There have now been 111 cases of measles reported in New Zealand so far this year.
Outbreaks of measles occur when the disease is brought into the country following international travel. The virus then spreads to others in the community because the country’s vaccination rates are not high enough to prevent disease spread.
ESR, the science agency which tracks all notifiable diseases on behalf of the Ministry of Health, says there is always a risk importation of the disease will lead to outbreaks and a return to a situation where measles could become endemic again.
Two years ago, New Zealand won international praise for successfully eliminating endemic measles – meaning the virus was no long circulating here.
The World Health Organisation said this month that cases worldwide rose by 300 per cent during the first three months of 2019 compared with the same period last year, and followed consecutive increases over the past two years.
It said while the data was provisional, it indicated a clear trend, with many countries in the midst of sizeable measles outbreaks, with all regions of the world experiencing sustained rises in cases.
The WHO says so far this year, 170 countries have reported 112,163 measles cases. At this time last year, 163 countries had reported 28,124 cases.
In New Zealand there were 102 cases for the first four months of the year compared with 24 for the same period last year.
For the best protection, people need to have two MMR (measles, mumps, rubella) vaccinations.

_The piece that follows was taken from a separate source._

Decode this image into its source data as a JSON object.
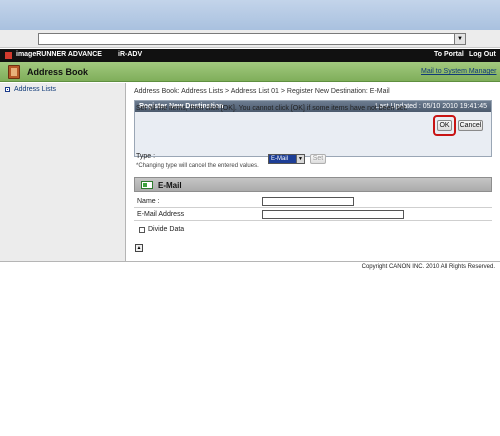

The MMR is available from your family practice and you should ask if you are eligible for a free vaccination.
Anyone who suspects they may have measles should avoid contact with other people, especially those who aren’t fully immunised, and should phone their GP or call Healthline on 0800 611 116 for advice. It is important to call first because measles is highly infectious, and people with measles can infect others in the waiting room.